NEW YORK — Stocks rose sharply Monday after the leaders of France and Germany promised to strengthen Europe’s banks. The Dow Jones industrial average jumped more than 250 points, led by Bank of America.

German Chancellor Angela Merkel and French President Nicolas Sarkozy said a “comprehensive response” to the debt crisis would be finalized by the end of the month, including a plan to make sure that banks have adequate capital. That reassured investors, even though the leaders provided few specifics.

The Dow jumped 254 points, or 2.3 percent, to 11,356 at 10:15 a.m. Bank of America Corp. rose 4.8 percent, the most of the 30 companies that make up the index. JPMorgan Chase & Co. rose 4.2 percent.

The Standard & Poor’s 500 index rose 31, or 2.7 percent, to 1,187. Oil and gas driller Nabors Industries Ltd. rose 9 percent, the most of any company in the S&P, after oil rose above $85 a barrel. It hit a 12-month low of $75 a barrel last week.

The Nasdaq composite index rose 71, or 2.9 percent, to 2,551.

Netflix Inc. rose 6 percent after the company abandoned its widely panned decision to separate its DVD-by-mail and Internet streaming services. Subscribers will still be able to use both services under one account and one password.

Investors were also relieved that troubled Franco-Belgian bank Dexia was being rescued and partially nationalized. Dexia became the first European bank to need a rescue because of the region’s debt crisis. It owns large amounts of government bonds of indebted countries like Greece and Italy.

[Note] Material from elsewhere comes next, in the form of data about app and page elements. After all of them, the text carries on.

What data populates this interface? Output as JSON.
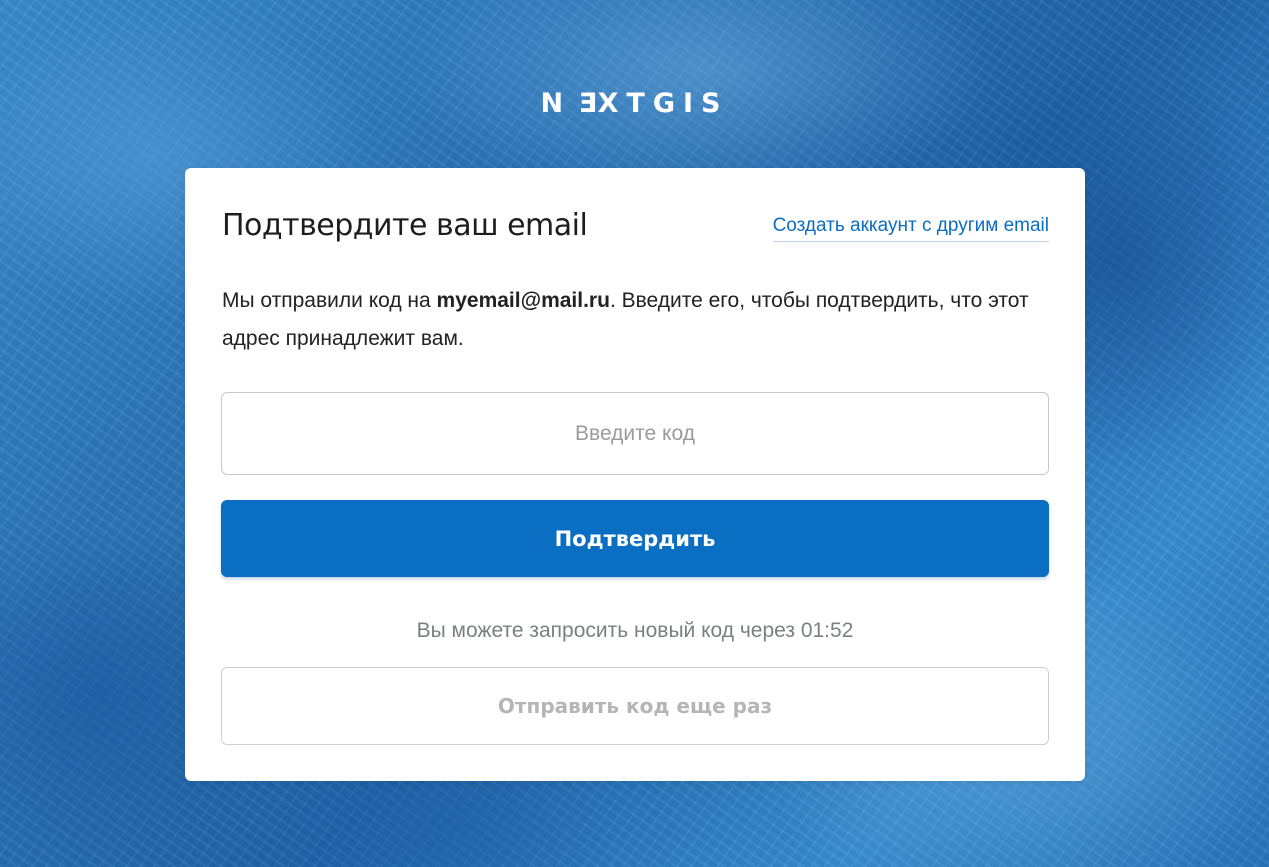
{
  "brand": {
    "logo_before": "N",
    "logo_mirrored": "E",
    "logo_after": "XTGIS"
  },
  "card": {
    "title": "Подтвердите ваш email",
    "alt_link": "Создать аккаунт с другим email",
    "message_prefix": "Мы отправили код на ",
    "email": "myemail@mail.ru",
    "message_suffix": ". Введите его, чтобы подтвердить, что этот адрес принадлежит вам.",
    "code_input": {
      "placeholder": "Введите код",
      "value": ""
    },
    "confirm_label": "Подтвердить",
    "resend_hint_prefix": "Вы можете запросить новый код через ",
    "resend_timer": "01:52",
    "resend_label": "Отправить код еще раз"
  },
  "colors": {
    "primary": "#0a6fc2",
    "link": "#0b6dc1",
    "background": "#2a78bd",
    "muted_text": "#7b7f84",
    "disabled_text": "#b5b5b5"
  }
}
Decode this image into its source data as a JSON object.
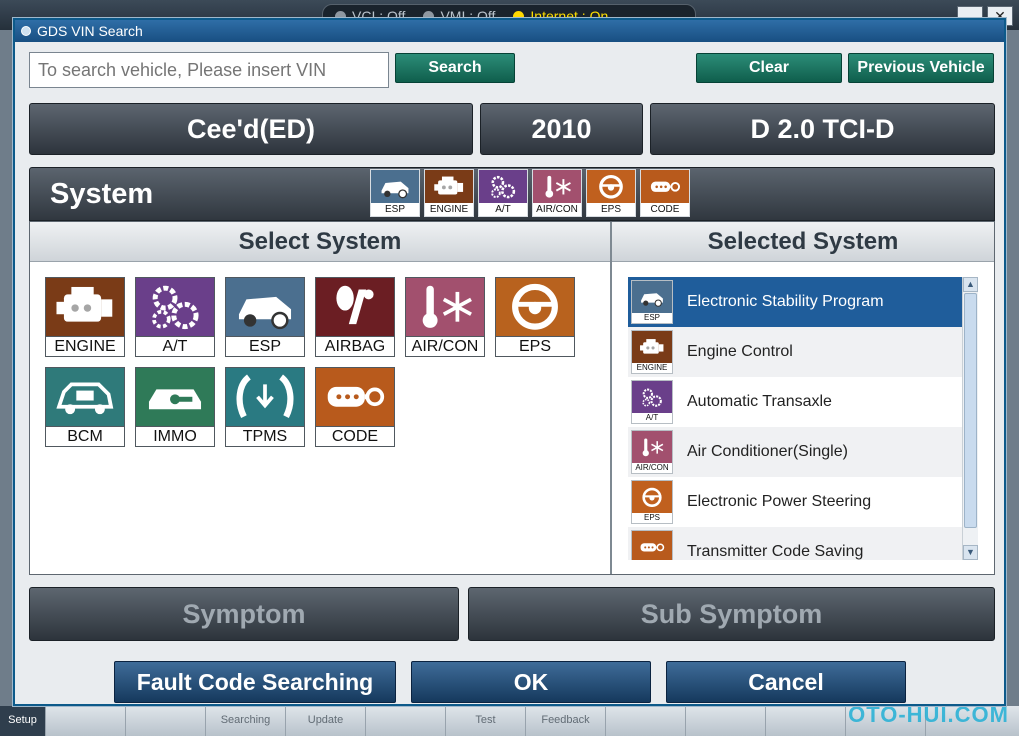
{
  "bg_status": {
    "vci": "VCI : Off",
    "vmi": "VMI : Off",
    "internet": "Internet : On"
  },
  "window_controls": {
    "minimize": "—",
    "close": "✕"
  },
  "bottom_bar": {
    "cells": [
      "Setup",
      "",
      "",
      "Searching",
      "Update",
      "",
      "Test",
      "Feedback",
      "",
      "",
      "",
      ""
    ]
  },
  "watermark": "OTO-HUI.COM",
  "dialog": {
    "title": "GDS VIN Search",
    "vin_placeholder": "To search vehicle, Please insert VIN",
    "search_label": "Search",
    "clear_label": "Clear",
    "previous_label": "Previous Vehicle",
    "model": "Cee'd(ED)",
    "year": "2010",
    "engine": "D 2.0 TCI-D"
  },
  "system": {
    "title": "System",
    "mini_icons": [
      {
        "label": "ESP",
        "color": "#4b6f8f"
      },
      {
        "label": "ENGINE",
        "color": "#7a3b17"
      },
      {
        "label": "A/T",
        "color": "#6a3f8a"
      },
      {
        "label": "AIR/CON",
        "color": "#a2506e"
      },
      {
        "label": "EPS",
        "color": "#c0601e"
      },
      {
        "label": "CODE",
        "color": "#b85a1c"
      }
    ]
  },
  "select_system": {
    "title": "Select System",
    "tiles": [
      {
        "label": "ENGINE",
        "color": "#7a3b17"
      },
      {
        "label": "A/T",
        "color": "#6a3f8a"
      },
      {
        "label": "ESP",
        "color": "#4b6f8f"
      },
      {
        "label": "AIRBAG",
        "color": "#6b1e23"
      },
      {
        "label": "AIR/CON",
        "color": "#a2506e"
      },
      {
        "label": "EPS",
        "color": "#b8621e"
      },
      {
        "label": "BCM",
        "color": "#2f7a7a"
      },
      {
        "label": "IMMO",
        "color": "#2f7a58"
      },
      {
        "label": "TPMS",
        "color": "#2a7a82"
      },
      {
        "label": "CODE",
        "color": "#b85a1c"
      }
    ]
  },
  "selected_system": {
    "title": "Selected System",
    "items": [
      {
        "icon": "ESP",
        "label": "Electronic Stability Program",
        "color": "#4b6f8f"
      },
      {
        "icon": "ENGINE",
        "label": "Engine Control",
        "color": "#7a3b17"
      },
      {
        "icon": "A/T",
        "label": "Automatic Transaxle",
        "color": "#6a3f8a"
      },
      {
        "icon": "AIR/CON",
        "label": "Air Conditioner(Single)",
        "color": "#a2506e"
      },
      {
        "icon": "EPS",
        "label": "Electronic Power Steering",
        "color": "#c0601e"
      },
      {
        "icon": "",
        "label": "Transmitter Code Saving",
        "color": "#b85a1c"
      }
    ]
  },
  "symptom_label": "Symptom",
  "sub_symptom_label": "Sub Symptom",
  "buttons": {
    "fault_code": "Fault Code Searching",
    "ok": "OK",
    "cancel": "Cancel"
  }
}
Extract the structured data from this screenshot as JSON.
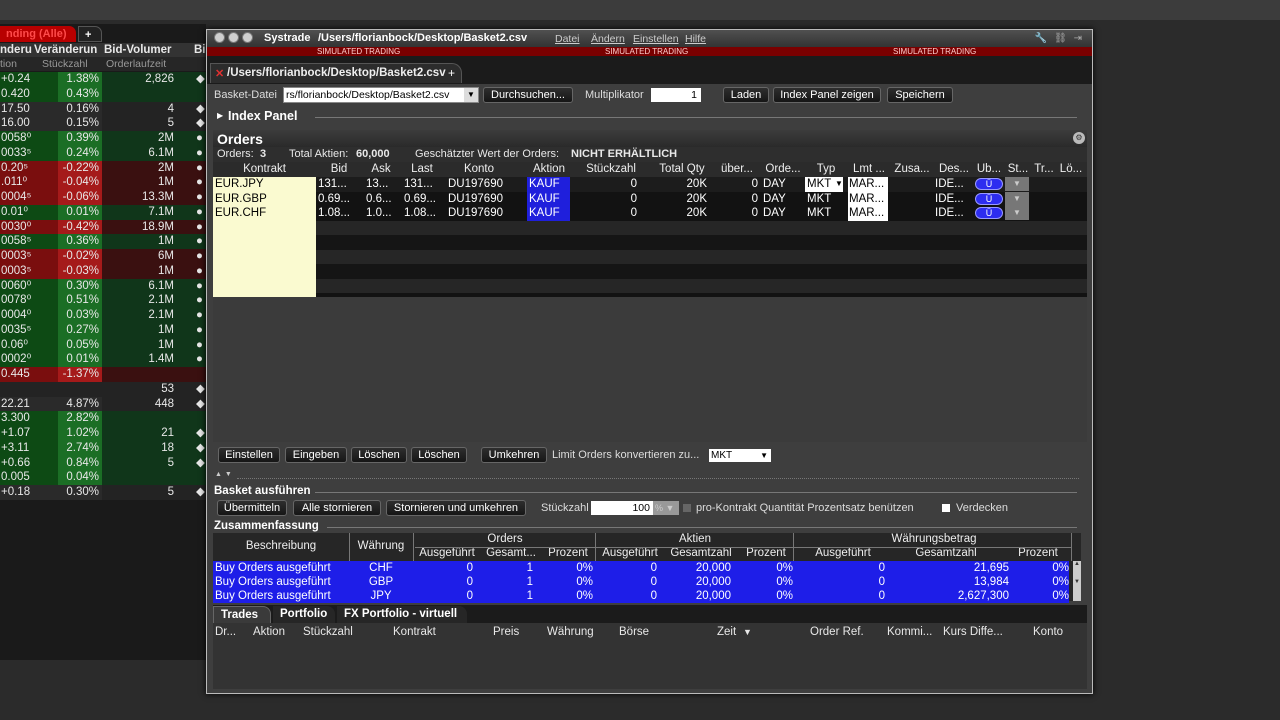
{
  "watchlist": {
    "tab_label": "nding (Alle)",
    "add_tab": "+",
    "headers": [
      "nderu",
      "Veränderun",
      "Bid-Volumer",
      "Bi"
    ],
    "subheaders": [
      "tion",
      "Stückzahl",
      "Orderlaufzeit"
    ],
    "rows": [
      {
        "a": "+0.24",
        "b": "1.38%",
        "c": "2,826",
        "d": "◆",
        "cls": "g"
      },
      {
        "a": "0.420",
        "b": "0.43%",
        "c": "",
        "d": "",
        "cls": "g"
      },
      {
        "a": "17.50",
        "b": "0.16%",
        "c": "4",
        "d": "◆ 10",
        "cls": "n"
      },
      {
        "a": "16.00",
        "b": "0.15%",
        "c": "5",
        "d": "◆ 10",
        "cls": "n"
      },
      {
        "a": "0058⁰",
        "b": "0.39%",
        "c": "2M",
        "d": "● 1.",
        "cls": "g"
      },
      {
        "a": "0033⁵",
        "b": "0.24%",
        "c": "6.1M",
        "d": "● 1.",
        "cls": "g"
      },
      {
        "a": "0.20⁵",
        "b": "-0.22%",
        "c": "2M",
        "d": "●",
        "cls": "r"
      },
      {
        "a": ".011⁰",
        "b": "-0.04%",
        "c": "1M",
        "d": "● 2",
        "cls": "r"
      },
      {
        "a": "0004⁵",
        "b": "-0.06%",
        "c": "13.3M",
        "d": "● 0.",
        "cls": "r"
      },
      {
        "a": "0.01⁰",
        "b": "0.01%",
        "c": "7.1M",
        "d": "● 1.",
        "cls": "g"
      },
      {
        "a": "0030⁰",
        "b": "-0.42%",
        "c": "18.9M",
        "d": "● 0.",
        "cls": "r"
      },
      {
        "a": "0058⁵",
        "b": "0.36%",
        "c": "1M",
        "d": "● 1.",
        "cls": "g"
      },
      {
        "a": "0003⁵",
        "b": "-0.02%",
        "c": "6M",
        "d": "● 1.",
        "cls": "r"
      },
      {
        "a": "0003⁵",
        "b": "-0.03%",
        "c": "1M",
        "d": "● 1.",
        "cls": "r"
      },
      {
        "a": "0060⁰",
        "b": "0.30%",
        "c": "6.1M",
        "d": "● 2.",
        "cls": "g"
      },
      {
        "a": "0078⁰",
        "b": "0.51%",
        "c": "2.1M",
        "d": "● 1.",
        "cls": "g"
      },
      {
        "a": "0004⁰",
        "b": "0.03%",
        "c": "2.1M",
        "d": "● 1.",
        "cls": "g"
      },
      {
        "a": "0035⁵",
        "b": "0.27%",
        "c": "1M",
        "d": "● 1.",
        "cls": "g"
      },
      {
        "a": "0.06⁰",
        "b": "0.05%",
        "c": "1M",
        "d": "● 1.",
        "cls": "g"
      },
      {
        "a": "0002⁰",
        "b": "0.01%",
        "c": "1.4M",
        "d": "● 1.",
        "cls": "g"
      },
      {
        "a": "0.445",
        "b": "-1.37%",
        "c": "",
        "d": "",
        "cls": "r"
      },
      {
        "a": "",
        "b": "",
        "c": "53",
        "d": "◆",
        "cls": "n"
      },
      {
        "a": "22.21",
        "b": "4.87%",
        "c": "448",
        "d": "◆",
        "cls": "n"
      },
      {
        "a": "3.300",
        "b": "2.82%",
        "c": "",
        "d": "",
        "cls": "g"
      },
      {
        "a": "+1.07",
        "b": "1.02%",
        "c": "21",
        "d": "◆",
        "cls": "g"
      },
      {
        "a": "+3.11",
        "b": "2.74%",
        "c": "18",
        "d": "◆",
        "cls": "g"
      },
      {
        "a": "+0.66",
        "b": "0.84%",
        "c": "5",
        "d": "◆",
        "cls": "g"
      },
      {
        "a": "0.005",
        "b": "0.04%",
        "c": "",
        "d": "",
        "cls": "g"
      },
      {
        "a": "+0.18",
        "b": "0.30%",
        "c": "5",
        "d": "◆",
        "cls": "n"
      }
    ]
  },
  "window": {
    "app_name": "Systrade",
    "path": "/Users/florianbock/Desktop/Basket2.csv",
    "menu": [
      "Datei",
      "Ändern",
      "Einstellen",
      "Hilfe"
    ],
    "title_icons": "🔧 ⛓ ⇥",
    "simulated": "SIMULATED TRADING"
  },
  "doc_tab": {
    "close": "✕",
    "title": "/Users/florianbock/Desktop/Basket2.csv",
    "add": "+"
  },
  "file_row": {
    "label": "Basket-Datei",
    "file_value": "rs/florianbock/Desktop/Basket2.csv",
    "browse": "Durchsuchen...",
    "mult_label": "Multiplikator",
    "mult_value": "1",
    "load": "Laden",
    "index_show": "Index Panel zeigen",
    "save": "Speichern"
  },
  "index_panel": {
    "title": "Index Panel"
  },
  "orders": {
    "title": "Orders",
    "count_label": "Orders:",
    "count": "3",
    "shares_label": "Total Aktien:",
    "shares": "60,000",
    "value_label": "Geschätzter Wert der Orders:",
    "value": "NICHT ERHÄLTLICH",
    "columns": [
      "Kontrakt",
      "Bid",
      "Ask",
      "Last",
      "Konto",
      "Aktion",
      "Stückzahl",
      "Total Qty",
      "über...",
      "Orde...",
      "Typ",
      "Lmt ...",
      "Zusa...",
      "Des...",
      "Üb...",
      "St...",
      "Tr...",
      "Lö..."
    ],
    "rows": [
      {
        "kontrakt": "EUR.JPY",
        "bid": "131...",
        "ask": "13...",
        "last": "131...",
        "konto": "DU197690",
        "aktion": "KAUF",
        "stk": "0",
        "total": "20K",
        "ueber": "0",
        "orde": "DAY",
        "typ": "MKT",
        "lmt": "MAR...",
        "des": "IDE...",
        "ub": "Ü"
      },
      {
        "kontrakt": "EUR.GBP",
        "bid": "0.69...",
        "ask": "0.6...",
        "last": "0.69...",
        "konto": "DU197690",
        "aktion": "KAUF",
        "stk": "0",
        "total": "20K",
        "ueber": "0",
        "orde": "DAY",
        "typ": "MKT",
        "lmt": "MAR...",
        "des": "IDE...",
        "ub": "Ü"
      },
      {
        "kontrakt": "EUR.CHF",
        "bid": "1.08...",
        "ask": "1.0...",
        "last": "1.08...",
        "konto": "DU197690",
        "aktion": "KAUF",
        "stk": "0",
        "total": "20K",
        "ueber": "0",
        "orde": "DAY",
        "typ": "MKT",
        "lmt": "MAR...",
        "des": "IDE...",
        "ub": "Ü"
      }
    ]
  },
  "order_buttons": {
    "einstellen": "Einstellen",
    "eingeben": "Eingeben",
    "loeschen1": "Löschen",
    "loeschen2": "Löschen",
    "umkehren": "Umkehren",
    "limit_label": "Limit Orders konvertieren zu...",
    "limit_value": "MKT"
  },
  "basket_exec": {
    "title": "Basket ausführen",
    "send": "Übermitteln",
    "cancel_all": "Alle stornieren",
    "cancel_reverse": "Stornieren und umkehren",
    "qty_label": "Stückzahl",
    "qty_value": "100",
    "pct": "%",
    "pro_label": "pro-Kontrakt Quantität Prozentsatz benützen",
    "hide_label": "Verdecken"
  },
  "summary": {
    "title": "Zusammenfassung",
    "groups": [
      "Orders",
      "Aktien",
      "Währungsbetrag"
    ],
    "desc": "Beschreibung",
    "currency": "Währung",
    "sub": [
      "Ausgeführt",
      "Gesamt...",
      "Prozent",
      "Ausgeführt",
      "Gesamtzahl",
      "Prozent",
      "Ausgeführt",
      "Gesamtzahl",
      "Prozent"
    ],
    "rows": [
      {
        "d": "Buy Orders ausgeführt",
        "w": "CHF",
        "o1": "0",
        "o2": "1",
        "o3": "0%",
        "a1": "0",
        "a2": "20,000",
        "a3": "0%",
        "c1": "0",
        "c2": "21,695",
        "c3": "0%"
      },
      {
        "d": "Buy Orders ausgeführt",
        "w": "GBP",
        "o1": "0",
        "o2": "1",
        "o3": "0%",
        "a1": "0",
        "a2": "20,000",
        "a3": "0%",
        "c1": "0",
        "c2": "13,984",
        "c3": "0%"
      },
      {
        "d": "Buy Orders ausgeführt",
        "w": "JPY",
        "o1": "0",
        "o2": "1",
        "o3": "0%",
        "a1": "0",
        "a2": "20,000",
        "a3": "0%",
        "c1": "0",
        "c2": "2,627,300",
        "c3": "0%"
      }
    ]
  },
  "trades": {
    "tabs": [
      "Trades",
      "Portfolio",
      "FX Portfolio - virtuell"
    ],
    "columns": [
      "Dr...",
      "Aktion",
      "Stückzahl",
      "Kontrakt",
      "Preis",
      "Währung",
      "Börse",
      "Zeit",
      "Order Ref.",
      "Kommi...",
      "Kurs Diffe...",
      "Konto"
    ]
  }
}
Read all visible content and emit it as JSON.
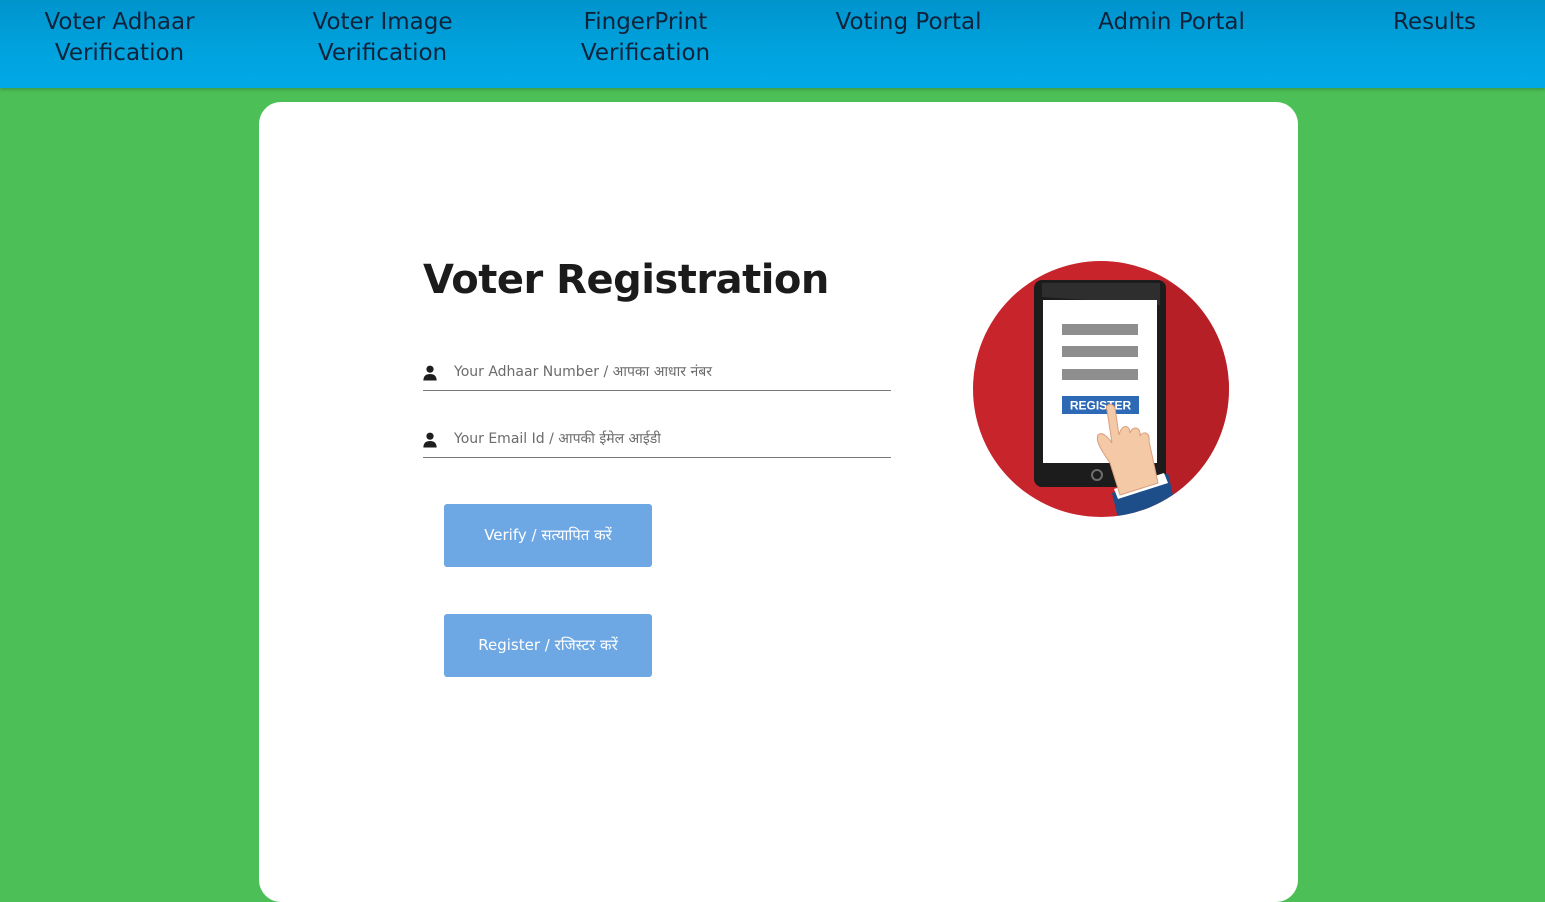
{
  "nav": {
    "items": [
      {
        "line1": "Voter Adhaar",
        "line2": "Verification"
      },
      {
        "line1": "Voter Image",
        "line2": "Verification"
      },
      {
        "line1": "FingerPrint",
        "line2": "Verification"
      },
      {
        "line1": "Voting Portal",
        "line2": ""
      },
      {
        "line1": "Admin Portal",
        "line2": ""
      },
      {
        "line1": "Results",
        "line2": ""
      }
    ]
  },
  "form": {
    "title": "Voter Registration",
    "adhaar": {
      "placeholder": "Your Adhaar Number / आपका आधार नंबर",
      "value": "",
      "icon": "user-icon"
    },
    "email": {
      "placeholder": "Your Email Id / आपकी ईमेल आईडी",
      "value": "",
      "icon": "user-icon"
    },
    "verify_label": "Verify / सत्यापित करें",
    "register_label": "Register / रजिस्टर करें"
  },
  "illustration": {
    "button_text": "REGISTER",
    "icon": "tablet-register-icon"
  },
  "colors": {
    "background": "#4cbf56",
    "nav": "#00a2dd",
    "button": "#6ea8e4",
    "circle": "#c7242c"
  }
}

In the U.S., bond trading is closed for the Columbus Day holiday.

Yahoo Inc. jumped 3 percent to $15.95 following reports that founder Jerry Yang may organize a buyout of the company with private equity investors.

Alcoa Inc. will become the first major U.S. company to report third-quarter results after the closing bell Tuesday. The aluminum maker’s stock was up 3.9 percent to $10.06 in early trading.